* [Input material]

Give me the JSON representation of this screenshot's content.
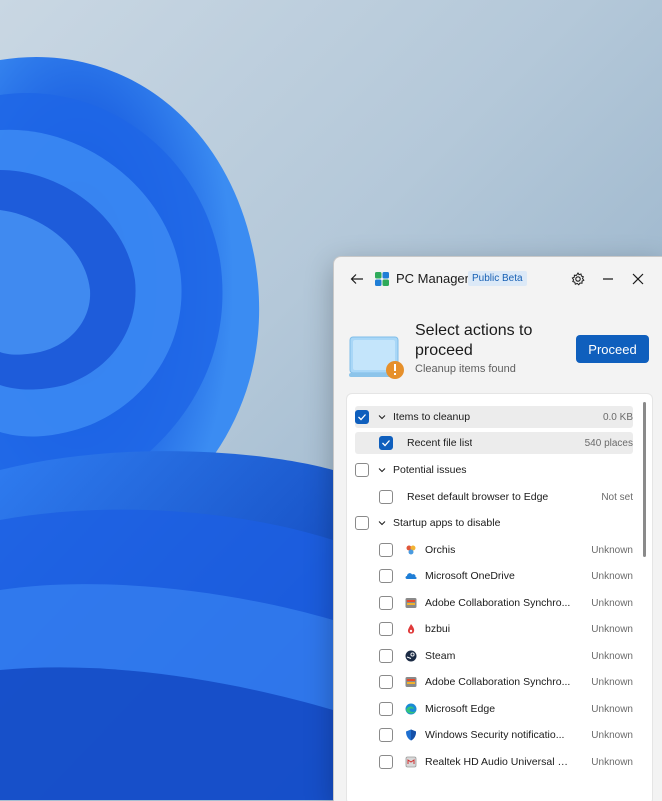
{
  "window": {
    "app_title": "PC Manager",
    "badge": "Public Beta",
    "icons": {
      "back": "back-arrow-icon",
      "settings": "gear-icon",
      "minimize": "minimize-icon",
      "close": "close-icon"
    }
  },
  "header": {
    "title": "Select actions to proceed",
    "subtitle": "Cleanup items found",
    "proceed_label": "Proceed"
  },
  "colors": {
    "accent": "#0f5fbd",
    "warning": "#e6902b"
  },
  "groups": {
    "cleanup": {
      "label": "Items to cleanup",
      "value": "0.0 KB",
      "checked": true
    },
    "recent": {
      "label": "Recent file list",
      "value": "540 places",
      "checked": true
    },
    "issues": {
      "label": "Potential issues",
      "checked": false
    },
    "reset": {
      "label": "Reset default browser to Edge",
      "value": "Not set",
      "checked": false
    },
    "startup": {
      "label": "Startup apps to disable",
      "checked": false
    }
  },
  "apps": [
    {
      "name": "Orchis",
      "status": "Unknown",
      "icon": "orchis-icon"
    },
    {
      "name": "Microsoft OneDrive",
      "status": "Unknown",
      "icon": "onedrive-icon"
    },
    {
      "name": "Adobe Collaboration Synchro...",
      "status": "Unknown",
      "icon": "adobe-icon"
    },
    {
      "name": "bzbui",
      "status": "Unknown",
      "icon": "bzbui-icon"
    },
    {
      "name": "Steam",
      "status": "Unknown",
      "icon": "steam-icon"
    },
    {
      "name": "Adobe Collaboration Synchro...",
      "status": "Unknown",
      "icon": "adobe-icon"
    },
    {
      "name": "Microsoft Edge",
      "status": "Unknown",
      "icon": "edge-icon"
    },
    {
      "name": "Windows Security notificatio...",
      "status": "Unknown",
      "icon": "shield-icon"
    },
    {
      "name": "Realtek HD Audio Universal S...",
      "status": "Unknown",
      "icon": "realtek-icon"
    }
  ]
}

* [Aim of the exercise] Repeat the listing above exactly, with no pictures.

* [Solution for this task]
Give me the JSON representation of this screenshot's content.
{
  "window": {
    "app_title": "PC Manager",
    "badge": "Public Beta",
    "icons": {
      "back": "back-arrow-icon",
      "settings": "gear-icon",
      "minimize": "minimize-icon",
      "close": "close-icon"
    }
  },
  "header": {
    "title": "Select actions to proceed",
    "subtitle": "Cleanup items found",
    "proceed_label": "Proceed"
  },
  "colors": {
    "accent": "#0f5fbd",
    "warning": "#e6902b"
  },
  "groups": {
    "cleanup": {
      "label": "Items to cleanup",
      "value": "0.0 KB",
      "checked": true
    },
    "recent": {
      "label": "Recent file list",
      "value": "540 places",
      "checked": true
    },
    "issues": {
      "label": "Potential issues",
      "checked": false
    },
    "reset": {
      "label": "Reset default browser to Edge",
      "value": "Not set",
      "checked": false
    },
    "startup": {
      "label": "Startup apps to disable",
      "checked": false
    }
  },
  "apps": [
    {
      "name": "Orchis",
      "status": "Unknown",
      "icon": "orchis-icon"
    },
    {
      "name": "Microsoft OneDrive",
      "status": "Unknown",
      "icon": "onedrive-icon"
    },
    {
      "name": "Adobe Collaboration Synchro...",
      "status": "Unknown",
      "icon": "adobe-icon"
    },
    {
      "name": "bzbui",
      "status": "Unknown",
      "icon": "bzbui-icon"
    },
    {
      "name": "Steam",
      "status": "Unknown",
      "icon": "steam-icon"
    },
    {
      "name": "Adobe Collaboration Synchro...",
      "status": "Unknown",
      "icon": "adobe-icon"
    },
    {
      "name": "Microsoft Edge",
      "status": "Unknown",
      "icon": "edge-icon"
    },
    {
      "name": "Windows Security notificatio...",
      "status": "Unknown",
      "icon": "shield-icon"
    },
    {
      "name": "Realtek HD Audio Universal S...",
      "status": "Unknown",
      "icon": "realtek-icon"
    }
  ]
}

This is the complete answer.